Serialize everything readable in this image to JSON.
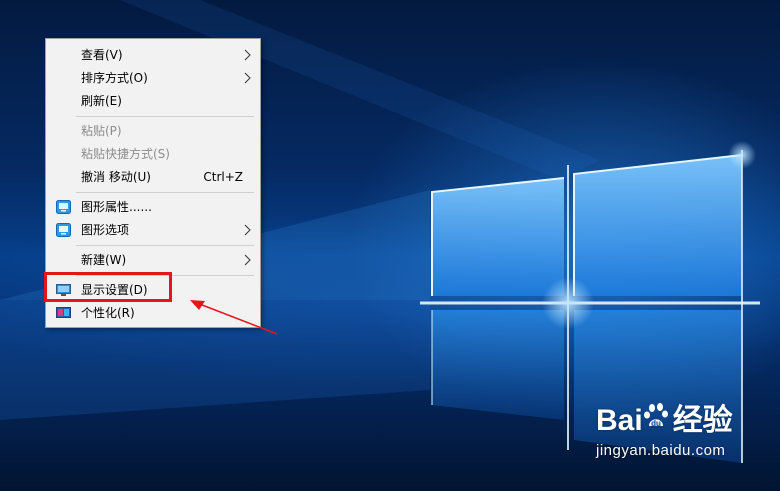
{
  "menu": {
    "items": [
      {
        "label": "查看(V)",
        "submenu": true
      },
      {
        "label": "排序方式(O)",
        "submenu": true
      },
      {
        "label": "刷新(E)"
      },
      {
        "label": "粘贴(P)",
        "disabled": true
      },
      {
        "label": "粘贴快捷方式(S)",
        "disabled": true
      },
      {
        "label": "撤消 移动(U)",
        "shortcut": "Ctrl+Z"
      },
      {
        "label": "图形属性......",
        "icon": "intel-graphics-icon"
      },
      {
        "label": "图形选项",
        "icon": "intel-graphics-icon",
        "submenu": true
      },
      {
        "label": "新建(W)",
        "submenu": true
      },
      {
        "label": "显示设置(D)",
        "icon": "display-monitor-icon",
        "highlighted": true
      },
      {
        "label": "个性化(R)",
        "icon": "personalize-icon"
      }
    ]
  },
  "annotation": {
    "color": "#e8141c"
  },
  "watermark": {
    "brand": "Bai",
    "brand_cn": "经验",
    "url": "jingyan.baidu.com"
  }
}
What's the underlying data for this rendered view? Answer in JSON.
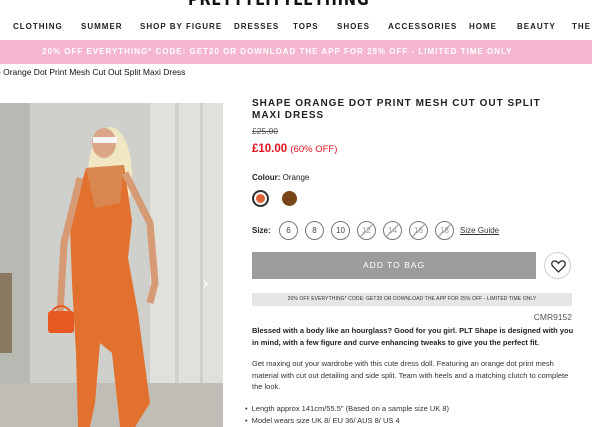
{
  "brand": {
    "logo": "PRETTYLITTLETHING"
  },
  "nav": {
    "items": [
      "CLOTHING",
      "SUMMER",
      "SHOP BY FIGURE",
      "DRESSES",
      "TOPS",
      "SHOES",
      "ACCESSORIES",
      "HOME",
      "BEAUTY",
      "THE E"
    ]
  },
  "promo": {
    "text": "20% OFF EVERYTHING* CODE: GET20 OR DOWNLOAD THE APP FOR 25% OFF - LIMITED TIME ONLY"
  },
  "breadcrumb": {
    "text": "e Orange Dot Print Mesh Cut Out Split Maxi Dress"
  },
  "product": {
    "title": "SHAPE ORANGE DOT PRINT MESH CUT OUT SPLIT MAXI DRESS",
    "old_price": "£25.00",
    "new_price": "£10.00",
    "discount": "(60% OFF)",
    "colour_label": "Colour:",
    "colour_value": "Orange",
    "colours": [
      {
        "name": "Orange",
        "hex": "#e2623a",
        "selected": true
      },
      {
        "name": "Brown",
        "hex": "#7a4516",
        "selected": false
      }
    ],
    "size_label": "Size:",
    "sizes": [
      {
        "label": "6",
        "available": true
      },
      {
        "label": "8",
        "available": true
      },
      {
        "label": "10",
        "available": true
      },
      {
        "label": "12",
        "available": false
      },
      {
        "label": "14",
        "available": false
      },
      {
        "label": "16",
        "available": false
      },
      {
        "label": "18",
        "available": false
      }
    ],
    "size_guide": "Size Guide",
    "add_to_bag": "ADD TO BAG",
    "promo_strip": "20% OFF EVERYTHING* CODE: GET20 OR DOWNLOAD THE APP FOR 25% OFF - LIMITED TIME ONLY",
    "code": "CMR9152",
    "desc_bold": "Blessed with a body like an hourglass? Good for you girl. PLT Shape is designed with you in mind, with a few figure and curve enhancing tweaks to give you the perfect fit.",
    "desc": "Get maxing out your wardrobe with this cute dress doll. Featuring an orange dot print mesh material with cut out detailing and side split. Team with heels and a matching clutch to complete the look.",
    "bullets": [
      "Length approx 141cm/55.5\" (Based on a sample size UK 8)",
      "Model wears size UK 8/ EU 36/ AUS 8/ US 4"
    ]
  },
  "colors": {
    "promo_bg": "#f4b7cf",
    "sale_red": "#e0111c",
    "button_grey": "#9c9c9c"
  }
}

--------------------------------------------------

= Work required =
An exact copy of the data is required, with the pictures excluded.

= Answer for this exercise =
Serialize everything readable in this image to JSON.
{
  "menu": {
    "items": [
      {
        "label": "查看(V)",
        "submenu": true
      },
      {
        "label": "排序方式(O)",
        "submenu": true
      },
      {
        "label": "刷新(E)"
      },
      {
        "label": "粘贴(P)",
        "disabled": true
      },
      {
        "label": "粘贴快捷方式(S)",
        "disabled": true
      },
      {
        "label": "撤消 移动(U)",
        "shortcut": "Ctrl+Z"
      },
      {
        "label": "图形属性......",
        "icon": "intel-graphics-icon"
      },
      {
        "label": "图形选项",
        "icon": "intel-graphics-icon",
        "submenu": true
      },
      {
        "label": "新建(W)",
        "submenu": true
      },
      {
        "label": "显示设置(D)",
        "icon": "display-monitor-icon",
        "highlighted": true
      },
      {
        "label": "个性化(R)",
        "icon": "personalize-icon"
      }
    ]
  },
  "annotation": {
    "color": "#e8141c"
  },
  "watermark": {
    "brand": "Bai",
    "brand_cn": "经验",
    "url": "jingyan.baidu.com"
  }
}
What's the underlying data for this rendered view? Answer in JSON.
{
  "brand": {
    "logo": "PRETTYLITTLETHING"
  },
  "nav": {
    "items": [
      "CLOTHING",
      "SUMMER",
      "SHOP BY FIGURE",
      "DRESSES",
      "TOPS",
      "SHOES",
      "ACCESSORIES",
      "HOME",
      "BEAUTY",
      "THE E"
    ]
  },
  "promo": {
    "text": "20% OFF EVERYTHING* CODE: GET20 OR DOWNLOAD THE APP FOR 25% OFF - LIMITED TIME ONLY"
  },
  "breadcrumb": {
    "text": "e Orange Dot Print Mesh Cut Out Split Maxi Dress"
  },
  "product": {
    "title": "SHAPE ORANGE DOT PRINT MESH CUT OUT SPLIT MAXI DRESS",
    "old_price": "£25.00",
    "new_price": "£10.00",
    "discount": "(60% OFF)",
    "colour_label": "Colour:",
    "colour_value": "Orange",
    "colours": [
      {
        "name": "Orange",
        "hex": "#e2623a",
        "selected": true
      },
      {
        "name": "Brown",
        "hex": "#7a4516",
        "selected": false
      }
    ],
    "size_label": "Size:",
    "sizes": [
      {
        "label": "6",
        "available": true
      },
      {
        "label": "8",
        "available": true
      },
      {
        "label": "10",
        "available": true
      },
      {
        "label": "12",
        "available": false
      },
      {
        "label": "14",
        "available": false
      },
      {
        "label": "16",
        "available": false
      },
      {
        "label": "18",
        "available": false
      }
    ],
    "size_guide": "Size Guide",
    "add_to_bag": "ADD TO BAG",
    "promo_strip": "20% OFF EVERYTHING* CODE: GET20 OR DOWNLOAD THE APP FOR 25% OFF - LIMITED TIME ONLY",
    "code": "CMR9152",
    "desc_bold": "Blessed with a body like an hourglass? Good for you girl. PLT Shape is designed with you in mind, with a few figure and curve enhancing tweaks to give you the perfect fit.",
    "desc": "Get maxing out your wardrobe with this cute dress doll. Featuring an orange dot print mesh material with cut out detailing and side split. Team with heels and a matching clutch to complete the look.",
    "bullets": [
      "Length approx 141cm/55.5\" (Based on a sample size UK 8)",
      "Model wears size UK 8/ EU 36/ AUS 8/ US 4"
    ]
  },
  "colors": {
    "promo_bg": "#f4b7cf",
    "sale_red": "#e0111c",
    "button_grey": "#9c9c9c"
  }
}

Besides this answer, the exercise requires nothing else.